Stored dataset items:
---*---

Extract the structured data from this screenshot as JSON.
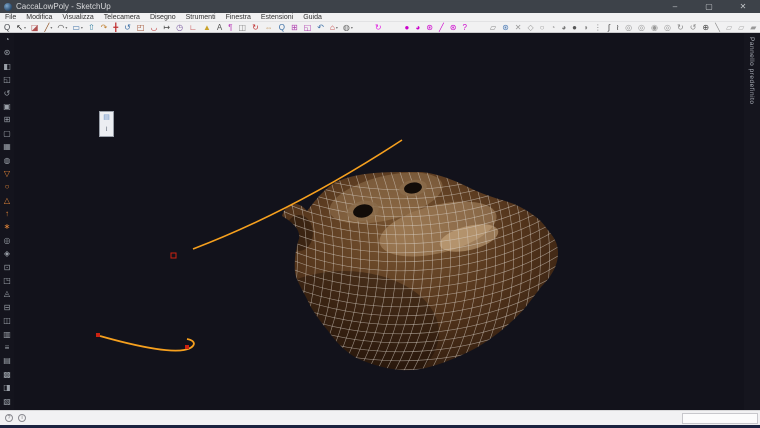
{
  "window": {
    "title": "CaccaLowPoly - SketchUp",
    "minimize": "–",
    "maximize": "▢",
    "close": "✕"
  },
  "menu_bar": {
    "items": [
      {
        "label": "File"
      },
      {
        "label": "Modifica"
      },
      {
        "label": "Visualizza"
      },
      {
        "label": "Telecamera"
      },
      {
        "label": "Disegno"
      },
      {
        "label": "Strumenti"
      },
      {
        "label": "Finestra"
      },
      {
        "label": "Estensioni"
      },
      {
        "label": "Guida"
      }
    ]
  },
  "toolbar": {
    "icons": [
      {
        "n": "select-tool-icon",
        "g": "Q",
        "c": "#44474c"
      },
      {
        "n": "arrow-tool-icon",
        "g": "↖",
        "c": "#222",
        "caret": "▾"
      },
      {
        "n": "eraser-tool-icon",
        "g": "◪",
        "c": "#b05050",
        "gap": 3
      },
      {
        "n": "pencil-tool-icon",
        "g": "╱",
        "c": "#8a4a1a",
        "caret": "▾"
      },
      {
        "n": "arc-tool-icon",
        "g": "◠",
        "c": "#444",
        "caret": "▾"
      },
      {
        "n": "rectangle-tool-icon",
        "g": "▭",
        "c": "#3a6ea5",
        "caret": "▾"
      },
      {
        "n": "pushpull-tool-icon",
        "g": "⇧",
        "c": "#2e7d9e",
        "gap": 3
      },
      {
        "n": "followme-tool-icon",
        "g": "↷",
        "c": "#c08030"
      },
      {
        "n": "move-tool-icon",
        "g": "╋",
        "c": "#c03030"
      },
      {
        "n": "rotate-tool-icon",
        "g": "↺",
        "c": "#3a6ea5"
      },
      {
        "n": "scale-tool-icon",
        "g": "◰",
        "c": "#a05030"
      },
      {
        "n": "offset-tool-icon",
        "g": "◡",
        "c": "#c04040"
      },
      {
        "n": "tape-measure-icon",
        "g": "↦",
        "c": "#444",
        "gap": 3
      },
      {
        "n": "protractor-icon",
        "g": "◷",
        "c": "#7a5aa0"
      },
      {
        "n": "axes-icon",
        "g": "∟",
        "c": "#c03030"
      },
      {
        "n": "dimension-icon",
        "g": "▲",
        "c": "#c9a22a"
      },
      {
        "n": "text-tool-icon",
        "g": "A",
        "c": "#555"
      },
      {
        "n": "3dtext-tool-icon",
        "g": "¶",
        "c": "#c050c0"
      },
      {
        "n": "section-plane-icon",
        "g": "◫",
        "c": "#888",
        "gap": 3
      },
      {
        "n": "orbit-tool-icon",
        "g": "↻",
        "c": "#c03030"
      },
      {
        "n": "pan-tool-icon",
        "g": "⇔",
        "c": "#c08f4f"
      },
      {
        "n": "zoom-tool-icon",
        "g": "Q",
        "c": "#3a6ea5"
      },
      {
        "n": "zoom-window-icon",
        "g": "⊞",
        "c": "#b040b0"
      },
      {
        "n": "zoom-extents-icon",
        "g": "◱",
        "c": "#b040b0"
      },
      {
        "n": "previous-view-icon",
        "g": "↶",
        "c": "#3a6ea5"
      },
      {
        "n": "views-icon",
        "g": "⌂",
        "c": "#c03030",
        "caret": "▾"
      },
      {
        "n": "styles-icon",
        "g": "◍",
        "c": "#666",
        "caret": "▾",
        "gap": 3
      },
      {
        "n": "component-spin-icon",
        "g": "↻",
        "c": "#e020e0",
        "gap": 20
      },
      {
        "n": "plugin-sphere-icon",
        "g": "●",
        "c": "#cc00cc",
        "gap": 20
      },
      {
        "n": "plugin-pie-icon",
        "g": "◕",
        "c": "#cc00cc"
      },
      {
        "n": "plugin-wheel-icon",
        "g": "⊛",
        "c": "#cc00cc"
      },
      {
        "n": "plugin-pencil-icon",
        "g": "╱",
        "c": "#cc00cc"
      },
      {
        "n": "plugin-gear-icon",
        "g": "⊛",
        "c": "#cc00cc"
      },
      {
        "n": "plugin-help-icon",
        "g": "?",
        "c": "#cc00cc"
      },
      {
        "n": "folder-icon",
        "g": "▱",
        "c": "#888",
        "gap": 20
      },
      {
        "n": "settings-gear-icon",
        "g": "⊛",
        "c": "#4a7ab5"
      },
      {
        "n": "delete-icon",
        "g": "✕",
        "c": "#999"
      },
      {
        "n": "diamond-icon",
        "g": "◇",
        "c": "#999"
      },
      {
        "n": "droplet-outline-icon",
        "g": "○",
        "c": "#999"
      },
      {
        "n": "droplet-quarter-icon",
        "g": "◔",
        "c": "#aaa"
      },
      {
        "n": "droplet-three-quarter-icon",
        "g": "◕",
        "c": "#777"
      },
      {
        "n": "droplet-filled-icon",
        "g": "●",
        "c": "#555"
      },
      {
        "n": "droplet-half-icon",
        "g": "◑",
        "c": "#888"
      },
      {
        "n": "dots-icon",
        "g": "⋮",
        "c": "#888"
      },
      {
        "n": "curve-pencil-icon",
        "g": "∫",
        "c": "#444",
        "gap": 3
      },
      {
        "n": "wave-pencil-icon",
        "g": "≀",
        "c": "#444"
      },
      {
        "n": "ring-1-icon",
        "g": "◎",
        "c": "#999"
      },
      {
        "n": "ring-2-icon",
        "g": "◎",
        "c": "#999"
      },
      {
        "n": "ring-dot-icon",
        "g": "◉",
        "c": "#999"
      },
      {
        "n": "ring-3-icon",
        "g": "◎",
        "c": "#999"
      },
      {
        "n": "spin-cw-icon",
        "g": "↻",
        "c": "#888"
      },
      {
        "n": "spin-ccw-icon",
        "g": "↺",
        "c": "#888"
      },
      {
        "n": "add-circle-icon",
        "g": "⊕",
        "c": "#444"
      },
      {
        "n": "line-segment-icon",
        "g": "╲",
        "c": "#888"
      },
      {
        "n": "plane-1-icon",
        "g": "▱",
        "c": "#aaa"
      },
      {
        "n": "plane-2-icon",
        "g": "▱",
        "c": "#aaa"
      },
      {
        "n": "plane-filled-icon",
        "g": "▰",
        "c": "#999"
      },
      {
        "n": "plane-blue-icon",
        "g": "▰",
        "c": "#5b9bd5"
      },
      {
        "n": "stack-icon",
        "g": "≋",
        "c": "#888"
      },
      {
        "n": "document-icon",
        "g": "▯",
        "c": "#777",
        "gap": 12
      },
      {
        "n": "sign-in-person-icon",
        "g": "☻",
        "c": "#3b7fc4"
      }
    ]
  },
  "left_toolbar": {
    "icons": [
      {
        "n": "lt-orbit-icon",
        "g": "◔",
        "c": "#9aa0a8"
      },
      {
        "n": "lt-gear-icon",
        "g": "⊛",
        "c": "#9aa0a8"
      },
      {
        "n": "lt-halfsquare-icon",
        "g": "◧",
        "c": "#9aa0a8"
      },
      {
        "n": "lt-corner-icon",
        "g": "◱",
        "c": "#9aa0a8"
      },
      {
        "n": "lt-undo-icon",
        "g": "↺",
        "c": "#9aa0a8"
      },
      {
        "n": "lt-fill-icon",
        "g": "▣",
        "c": "#9aa0a8"
      },
      {
        "n": "lt-grid-icon",
        "g": "⊞",
        "c": "#9aa0a8"
      },
      {
        "n": "lt-square-icon",
        "g": "▢",
        "c": "#9aa0a8"
      },
      {
        "n": "lt-mesh-icon",
        "g": "▦",
        "c": "#9aa0a8"
      },
      {
        "n": "lt-circle-dot-icon",
        "g": "◍",
        "c": "#9aa0a8"
      },
      {
        "n": "lt-funnel-icon",
        "g": "▽",
        "c": "#e08438"
      },
      {
        "n": "lt-ring-icon",
        "g": "○",
        "c": "#e08438"
      },
      {
        "n": "lt-triangle-icon",
        "g": "△",
        "c": "#e08438"
      },
      {
        "n": "lt-arrow-up-icon",
        "g": "↑",
        "c": "#e08438"
      },
      {
        "n": "lt-asterisk-icon",
        "g": "∗",
        "c": "#e08438"
      },
      {
        "n": "lt-target-icon",
        "g": "◎",
        "c": "#9aa0a8"
      },
      {
        "n": "lt-gem-icon",
        "g": "◈",
        "c": "#9aa0a8"
      },
      {
        "n": "lt-boxdot-icon",
        "g": "⊡",
        "c": "#9aa0a8"
      },
      {
        "n": "lt-quadrant-icon",
        "g": "◳",
        "c": "#9aa0a8"
      },
      {
        "n": "lt-tri-dot-icon",
        "g": "◬",
        "c": "#9aa0a8"
      },
      {
        "n": "lt-minusbox-icon",
        "g": "⊟",
        "c": "#9aa0a8"
      },
      {
        "n": "lt-split-icon",
        "g": "◫",
        "c": "#9aa0a8"
      },
      {
        "n": "lt-lines-icon",
        "g": "▥",
        "c": "#9aa0a8"
      },
      {
        "n": "lt-menu-icon",
        "g": "≡",
        "c": "#9aa0a8"
      },
      {
        "n": "lt-rows-icon",
        "g": "▤",
        "c": "#9aa0a8"
      },
      {
        "n": "lt-hatch-icon",
        "g": "▩",
        "c": "#9aa0a8"
      },
      {
        "n": "lt-halfbottom-icon",
        "g": "◨",
        "c": "#9aa0a8"
      },
      {
        "n": "lt-diag-icon",
        "g": "▧",
        "c": "#9aa0a8"
      }
    ]
  },
  "mini_palette": {
    "buttons": [
      {
        "n": "bezier-image-icon",
        "g": "▤",
        "c": "#6a92c8"
      },
      {
        "n": "bezier-curve-icon",
        "g": "≀",
        "c": "#5a6270"
      }
    ]
  },
  "right_tray": {
    "label": "Pannello predefinito"
  },
  "status_bar": {
    "icons": [
      {
        "n": "geolocation-icon",
        "g": "?"
      },
      {
        "n": "info-icon",
        "g": "i"
      }
    ],
    "measure_value": "",
    "measure_placeholder": ""
  },
  "canvas": {
    "background": "#12121b",
    "model_name": "low-poly-mesh-blob",
    "wire_color": "#d9d0c6",
    "body_inner": "#7a5632",
    "body_mid": "#54351c",
    "body_edge": "#2d1a0d",
    "eye_color": "#120c08",
    "eye_ring": "#8a6b4a",
    "highlight": "#c9a87e",
    "guide_orange": "#f6a01e",
    "marker_red": "#cc2211"
  }
}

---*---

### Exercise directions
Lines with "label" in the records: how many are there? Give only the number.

### Response
10